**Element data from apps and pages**
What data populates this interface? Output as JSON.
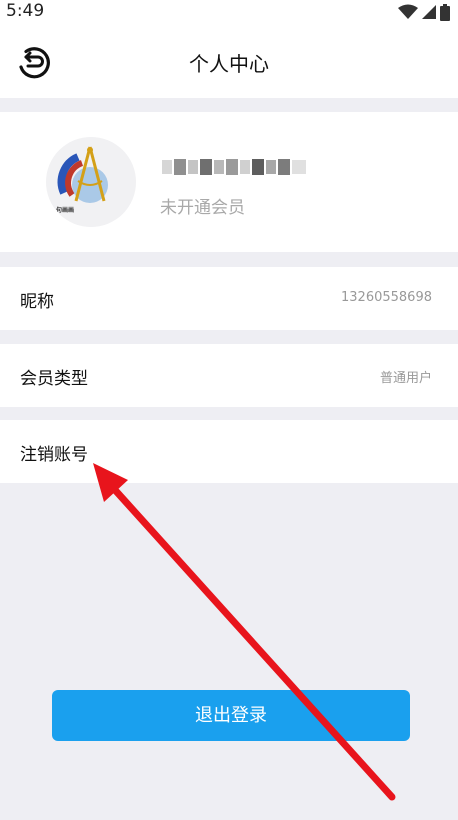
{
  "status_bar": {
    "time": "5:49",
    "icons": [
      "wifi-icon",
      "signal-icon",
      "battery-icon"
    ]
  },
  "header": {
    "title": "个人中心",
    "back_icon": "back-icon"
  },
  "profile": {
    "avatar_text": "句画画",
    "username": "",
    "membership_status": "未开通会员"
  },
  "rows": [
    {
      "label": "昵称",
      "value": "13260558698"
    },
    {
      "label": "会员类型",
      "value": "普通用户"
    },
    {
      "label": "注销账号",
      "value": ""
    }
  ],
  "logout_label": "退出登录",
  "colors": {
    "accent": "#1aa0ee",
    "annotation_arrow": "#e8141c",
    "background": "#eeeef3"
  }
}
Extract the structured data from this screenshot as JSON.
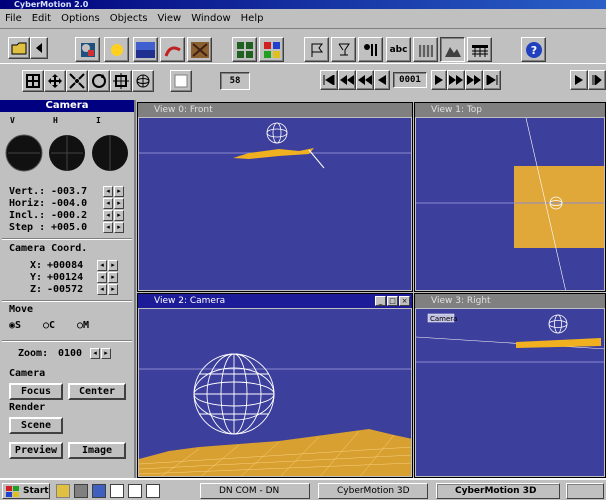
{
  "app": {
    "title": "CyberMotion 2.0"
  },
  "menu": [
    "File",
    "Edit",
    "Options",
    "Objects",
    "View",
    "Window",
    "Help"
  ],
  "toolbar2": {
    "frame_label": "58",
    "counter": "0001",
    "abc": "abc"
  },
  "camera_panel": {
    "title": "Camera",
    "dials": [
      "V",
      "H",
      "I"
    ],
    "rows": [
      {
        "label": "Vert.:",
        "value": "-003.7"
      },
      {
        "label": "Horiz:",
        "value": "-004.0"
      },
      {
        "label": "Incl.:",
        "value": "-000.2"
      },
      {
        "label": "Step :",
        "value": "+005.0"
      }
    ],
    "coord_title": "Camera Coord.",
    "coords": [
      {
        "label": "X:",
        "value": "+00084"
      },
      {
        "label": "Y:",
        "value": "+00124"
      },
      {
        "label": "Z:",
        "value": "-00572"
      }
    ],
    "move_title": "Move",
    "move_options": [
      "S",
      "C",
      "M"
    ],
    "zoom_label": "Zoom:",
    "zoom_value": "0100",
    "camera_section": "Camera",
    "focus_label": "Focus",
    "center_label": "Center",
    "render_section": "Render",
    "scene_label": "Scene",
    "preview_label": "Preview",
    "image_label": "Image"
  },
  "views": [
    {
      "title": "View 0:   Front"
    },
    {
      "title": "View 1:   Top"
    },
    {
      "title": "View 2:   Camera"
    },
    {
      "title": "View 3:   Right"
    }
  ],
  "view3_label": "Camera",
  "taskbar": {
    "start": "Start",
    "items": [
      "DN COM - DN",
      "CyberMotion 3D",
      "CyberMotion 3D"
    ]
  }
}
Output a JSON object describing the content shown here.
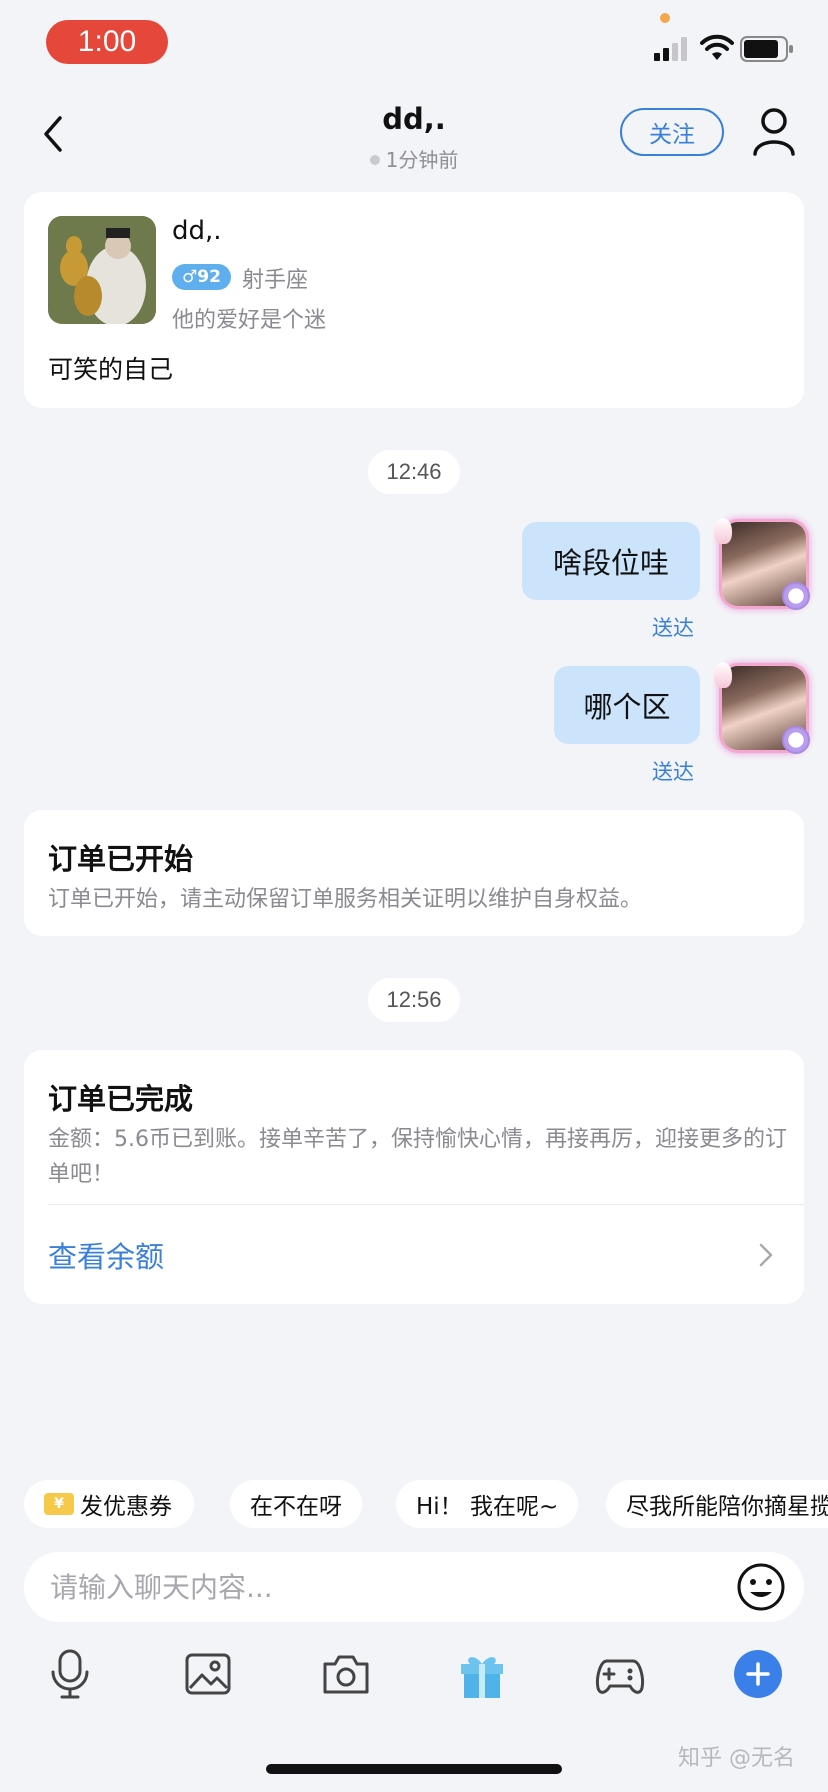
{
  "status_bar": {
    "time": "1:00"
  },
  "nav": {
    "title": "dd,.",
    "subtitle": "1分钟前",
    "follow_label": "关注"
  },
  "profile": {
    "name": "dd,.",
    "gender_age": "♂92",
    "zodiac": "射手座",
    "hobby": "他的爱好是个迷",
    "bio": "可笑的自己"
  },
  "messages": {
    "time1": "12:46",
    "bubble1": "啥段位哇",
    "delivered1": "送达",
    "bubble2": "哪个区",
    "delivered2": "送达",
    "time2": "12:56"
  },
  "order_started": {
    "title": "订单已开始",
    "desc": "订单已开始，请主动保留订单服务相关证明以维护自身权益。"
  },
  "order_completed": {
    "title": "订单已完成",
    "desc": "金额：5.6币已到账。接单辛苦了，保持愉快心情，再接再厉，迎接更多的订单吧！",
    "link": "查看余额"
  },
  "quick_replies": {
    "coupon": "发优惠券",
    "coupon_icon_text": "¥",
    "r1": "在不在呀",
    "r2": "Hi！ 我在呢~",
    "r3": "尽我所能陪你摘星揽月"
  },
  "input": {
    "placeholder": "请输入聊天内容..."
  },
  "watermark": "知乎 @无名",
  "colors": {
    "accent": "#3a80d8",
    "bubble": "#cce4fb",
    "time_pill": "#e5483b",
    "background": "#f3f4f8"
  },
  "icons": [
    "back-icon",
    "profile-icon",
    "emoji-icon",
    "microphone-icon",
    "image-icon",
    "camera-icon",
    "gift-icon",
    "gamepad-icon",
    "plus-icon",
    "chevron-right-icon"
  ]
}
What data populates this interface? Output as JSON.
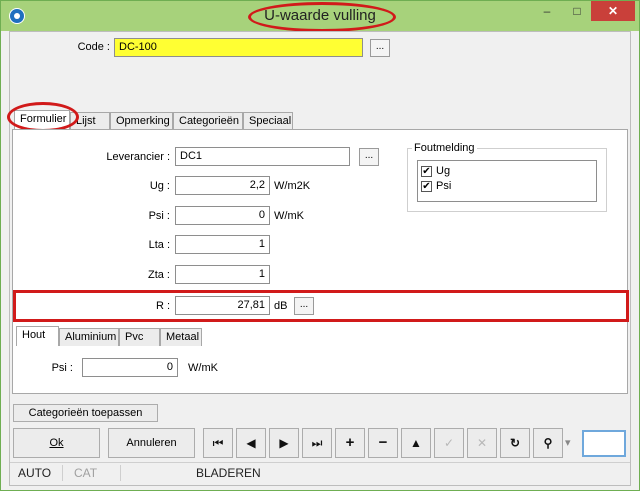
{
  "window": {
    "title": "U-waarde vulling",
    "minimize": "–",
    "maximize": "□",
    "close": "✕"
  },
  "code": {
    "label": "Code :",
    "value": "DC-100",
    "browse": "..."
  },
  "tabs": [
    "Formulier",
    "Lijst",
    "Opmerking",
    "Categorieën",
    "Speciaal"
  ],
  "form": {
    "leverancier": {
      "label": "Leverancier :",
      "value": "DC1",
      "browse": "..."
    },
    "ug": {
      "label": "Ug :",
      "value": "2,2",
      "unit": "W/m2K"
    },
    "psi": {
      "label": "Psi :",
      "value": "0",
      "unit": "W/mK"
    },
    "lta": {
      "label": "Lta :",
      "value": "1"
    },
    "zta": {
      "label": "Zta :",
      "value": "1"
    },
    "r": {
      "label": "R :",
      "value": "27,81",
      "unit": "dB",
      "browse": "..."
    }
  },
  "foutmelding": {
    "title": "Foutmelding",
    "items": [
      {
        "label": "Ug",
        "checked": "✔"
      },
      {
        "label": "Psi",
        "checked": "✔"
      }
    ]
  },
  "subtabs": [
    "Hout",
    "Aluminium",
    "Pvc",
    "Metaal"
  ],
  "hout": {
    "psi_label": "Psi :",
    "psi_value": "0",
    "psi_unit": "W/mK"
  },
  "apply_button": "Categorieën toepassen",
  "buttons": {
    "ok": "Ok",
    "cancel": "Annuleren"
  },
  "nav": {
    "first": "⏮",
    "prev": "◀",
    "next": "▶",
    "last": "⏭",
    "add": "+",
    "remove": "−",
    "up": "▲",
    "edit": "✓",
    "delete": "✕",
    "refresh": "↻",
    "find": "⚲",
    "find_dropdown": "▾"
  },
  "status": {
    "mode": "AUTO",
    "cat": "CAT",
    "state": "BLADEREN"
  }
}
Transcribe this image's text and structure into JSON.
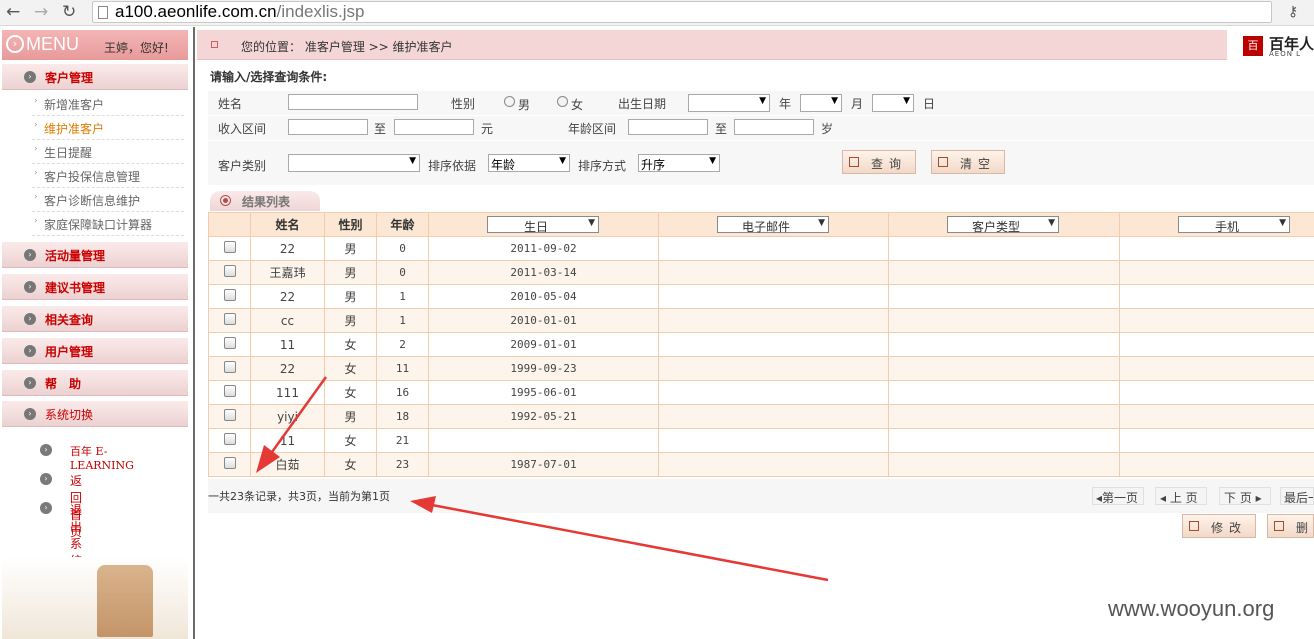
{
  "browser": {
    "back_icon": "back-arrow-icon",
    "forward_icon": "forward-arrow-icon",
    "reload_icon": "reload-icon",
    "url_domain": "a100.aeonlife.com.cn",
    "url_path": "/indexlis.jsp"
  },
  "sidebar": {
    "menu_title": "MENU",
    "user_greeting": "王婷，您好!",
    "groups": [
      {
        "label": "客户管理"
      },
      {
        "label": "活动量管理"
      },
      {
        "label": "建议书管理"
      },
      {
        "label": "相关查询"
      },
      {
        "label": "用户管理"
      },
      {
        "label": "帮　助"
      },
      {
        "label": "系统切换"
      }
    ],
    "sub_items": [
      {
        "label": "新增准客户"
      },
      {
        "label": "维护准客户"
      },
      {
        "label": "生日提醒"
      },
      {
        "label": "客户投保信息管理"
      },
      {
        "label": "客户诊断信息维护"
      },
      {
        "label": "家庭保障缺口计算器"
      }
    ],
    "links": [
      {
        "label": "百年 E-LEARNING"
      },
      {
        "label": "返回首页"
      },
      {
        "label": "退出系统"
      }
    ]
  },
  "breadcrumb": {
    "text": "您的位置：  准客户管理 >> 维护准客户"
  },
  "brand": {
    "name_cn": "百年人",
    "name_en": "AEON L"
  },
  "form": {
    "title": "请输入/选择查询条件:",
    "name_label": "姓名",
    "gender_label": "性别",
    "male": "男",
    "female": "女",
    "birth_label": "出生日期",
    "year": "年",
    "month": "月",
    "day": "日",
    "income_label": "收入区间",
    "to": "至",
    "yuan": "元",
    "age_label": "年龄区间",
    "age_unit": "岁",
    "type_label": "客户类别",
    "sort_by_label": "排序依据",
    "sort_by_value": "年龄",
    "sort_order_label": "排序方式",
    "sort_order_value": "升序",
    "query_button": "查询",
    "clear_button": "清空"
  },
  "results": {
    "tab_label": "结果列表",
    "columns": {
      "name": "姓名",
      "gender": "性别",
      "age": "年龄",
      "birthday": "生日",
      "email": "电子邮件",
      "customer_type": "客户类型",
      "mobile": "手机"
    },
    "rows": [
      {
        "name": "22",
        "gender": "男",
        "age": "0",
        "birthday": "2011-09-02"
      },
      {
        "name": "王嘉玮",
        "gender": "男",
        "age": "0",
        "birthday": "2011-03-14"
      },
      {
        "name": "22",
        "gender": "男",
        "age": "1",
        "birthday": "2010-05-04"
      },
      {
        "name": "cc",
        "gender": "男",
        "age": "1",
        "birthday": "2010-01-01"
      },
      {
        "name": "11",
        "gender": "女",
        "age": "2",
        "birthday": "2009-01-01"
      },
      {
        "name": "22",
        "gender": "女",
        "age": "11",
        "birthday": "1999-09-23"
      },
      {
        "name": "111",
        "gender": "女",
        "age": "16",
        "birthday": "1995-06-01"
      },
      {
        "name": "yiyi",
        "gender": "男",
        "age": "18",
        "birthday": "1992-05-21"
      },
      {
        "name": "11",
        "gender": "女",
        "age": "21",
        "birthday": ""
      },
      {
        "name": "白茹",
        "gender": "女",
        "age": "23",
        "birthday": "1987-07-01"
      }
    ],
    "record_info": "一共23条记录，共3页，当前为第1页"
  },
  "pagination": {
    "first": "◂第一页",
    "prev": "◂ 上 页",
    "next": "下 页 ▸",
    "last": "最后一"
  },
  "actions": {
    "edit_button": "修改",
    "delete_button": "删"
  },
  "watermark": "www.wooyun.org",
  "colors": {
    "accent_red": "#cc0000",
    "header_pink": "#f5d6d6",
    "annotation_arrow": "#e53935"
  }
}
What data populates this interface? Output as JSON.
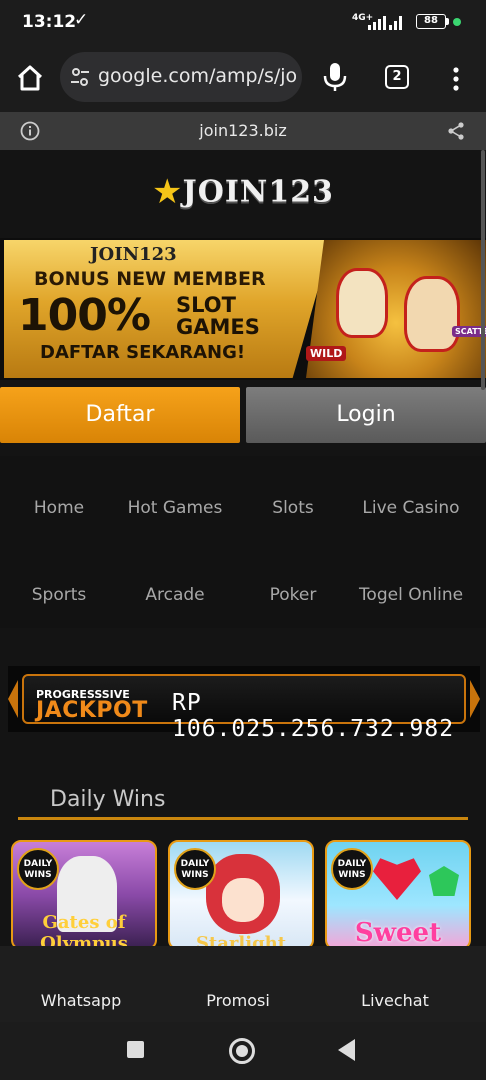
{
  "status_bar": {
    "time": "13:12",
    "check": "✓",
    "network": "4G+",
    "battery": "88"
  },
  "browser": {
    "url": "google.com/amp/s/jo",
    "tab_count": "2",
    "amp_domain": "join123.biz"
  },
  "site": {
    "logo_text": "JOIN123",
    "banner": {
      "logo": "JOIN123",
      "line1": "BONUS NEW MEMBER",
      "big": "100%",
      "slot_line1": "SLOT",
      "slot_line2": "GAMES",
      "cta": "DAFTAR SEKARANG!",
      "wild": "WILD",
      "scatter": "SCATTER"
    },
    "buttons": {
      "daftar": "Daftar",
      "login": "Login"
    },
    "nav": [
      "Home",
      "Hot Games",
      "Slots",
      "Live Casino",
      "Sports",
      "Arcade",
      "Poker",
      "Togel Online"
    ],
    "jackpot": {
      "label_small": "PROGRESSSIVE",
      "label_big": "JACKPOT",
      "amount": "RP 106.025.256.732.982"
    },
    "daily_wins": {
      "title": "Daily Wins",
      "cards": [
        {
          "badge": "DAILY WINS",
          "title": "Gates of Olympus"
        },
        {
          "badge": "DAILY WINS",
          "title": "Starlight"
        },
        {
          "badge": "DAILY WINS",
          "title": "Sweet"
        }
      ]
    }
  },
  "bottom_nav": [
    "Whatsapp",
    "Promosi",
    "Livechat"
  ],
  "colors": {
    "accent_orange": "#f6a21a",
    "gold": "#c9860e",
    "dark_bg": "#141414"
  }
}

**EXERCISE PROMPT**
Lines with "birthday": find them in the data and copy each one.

**PROBLEM SOLUTION**
      "birthday": "生日",
        "birthday": "2011-09-02"
        "birthday": "2011-03-14"
        "birthday": "2010-05-04"
        "birthday": "2010-01-01"
        "birthday": "2009-01-01"
        "birthday": "1999-09-23"
        "birthday": "1995-06-01"
        "birthday": "1992-05-21"
        "birthday": ""
        "birthday": "1987-07-01"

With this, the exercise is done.